To me talking god is a failed proposition as if what is being claimed without evidence could involve real facts, when it is just make believe.
How do you know if, where, how, why the term god entails and what valid method did you employ to establish such claimed knowledge, and is the method you have confirmed reliable in other non magical claims? If its believed to be a justified method, how are you confirming that you are property equipped to utilize it fully to trust what you think it could show?
I follow the standard in philosophy Justified True Beliefs = knowledge and when such knowledge reaches a high or the highest epistemic standard it can be dubbed epistemically certain.
To established justification I use the philosophy called Reliabilism.
Reliabilism is a general approach to epistemology that emphasizes the truth-conduciveness of a belief-forming process, method, or other epistemologically relevant factor. The reliability theme appears both in theories of knowledge and theories of justification.
For the true part I use the philosophy called The Correspondence Theory of Truth.

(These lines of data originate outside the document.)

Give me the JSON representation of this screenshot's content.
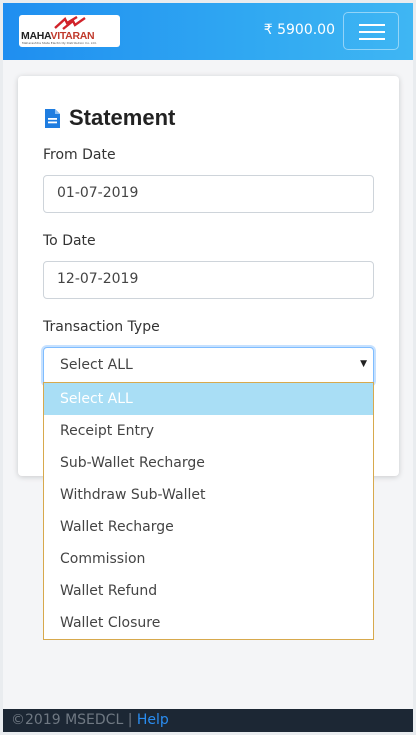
{
  "header": {
    "logo_word_a": "MAHA",
    "logo_word_b": "VITARAN",
    "logo_tagline": "Maharashtra State Electricity Distribution Co. Ltd.",
    "balance": "₹ 5900.00"
  },
  "statement": {
    "title": "Statement",
    "from_label": "From Date",
    "from_value": "01-07-2019",
    "to_label": "To Date",
    "to_value": "12-07-2019",
    "type_label": "Transaction Type",
    "type_value": "Select ALL"
  },
  "dropdown": {
    "options": [
      "Select ALL",
      "Receipt Entry",
      "Sub-Wallet Recharge",
      "Withdraw Sub-Wallet",
      "Wallet Recharge",
      "Commission",
      "Wallet Refund",
      "Wallet Closure"
    ]
  },
  "footer": {
    "copyright": "©2019 MSEDCL | ",
    "help": "Help"
  },
  "colors": {
    "navbar": "#1f8ef0",
    "accent": "#1f7de0",
    "selected_option": "#a9def5",
    "footer_bg": "#1c2734"
  },
  "icons": {
    "title_icon": "document-icon",
    "menu_icon": "hamburger-menu-icon",
    "logo_icon": "lightning-bolt-icon"
  }
}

The correspondence theory of truth states that the truth or falsity of a statement is determined only by how it relates to the world and whether it accurately describes (i.e., corresponds with) that world.
For the beliefs part I use what philosophy calls The Ethics of Belief.
The “ethics of belief” refers to a cluster of questions at the intersection of epistemology, philosophy of mind, psychology, and ethics. The central question in the debate is whether there are norms of some sort governing our habits of belief-formation, belief-maintenance, and belief-relinquishment. Is it ever or always morally wrong (or epistemically irrational, or imprudent) to hold a belief on insufficient evidence? Is it ever or always morally right (or epistemically rational, or prudent) to believe on the basis of sufficient evidence, or to withhold belief in the perceived absence of it? Is it ever or always obligatory to seek out all available epistemic evidence for a belief? Are there some ways of obtaining evidence that are themselves immoral or imprudent?
If a religionist, theist, or fideist states they have different evidence then I would say present it and it must be justified with valid and reliable reason and evidence. As that is the only way to know truth from falsehoods or you just have unjustified belief. Faith is offered as the justification for belief. As seen in the statement I believe in god because I have faith. Translation I am using faith (strong believe without or contrary to evidence) in place of facts. This faith instead of facts is a corner point of in all magical, mystical, supernatural, and superstitious thinking or beliefs. Ones who are science-minded holding to objective methodologies such as the scientific method would be compiled by the ethics of belief to never put faith over facts, in fact never use faith as a justification for belief at all. We must not confuse beliefs, religion is beliefs built from myths devoid of corroborating evidence. Science uses corroborating evidence to establish what is true and that offers something worthy to believe. And nothing is a justified true belief without valid or reliable reason and evidence; just as everything believed must be open to question, leaving nothing above challenge.
In general, I do not care that much what others believe personally until they say it is true, ask my opinion, challenge my evidence, thinking, or beliefs, or use their beliefs to hurt, oppress, or discriminate against others or me. Often, the problem with what is labeled as personal religious belief never stays personal. It becomes a mission to spread (sometimes by force) that same religious belief as an innate factor of the belief itself. Commonly, this seems then to lead to the promotion of dogmatic magical thinking propaganda that tends to motivate beliefs with little problems in hurting, oppressing, or discriminating against others who reject the personal religious belief of the religionist, theist, or fideist. This practice of supposedly personal belief is most commonly forced on to children which shows that there is little personal about it. As for me, I do openly express my atheism, antitheism, antireligionism, and secular humanism but this is not some limiting dogmatism as I strive to be open to learn new things, if warranted and express my thinking or beliefs with justification as much as possible by utilizing valid and reliable reason as well as evidence.
By Damien Marie AtHope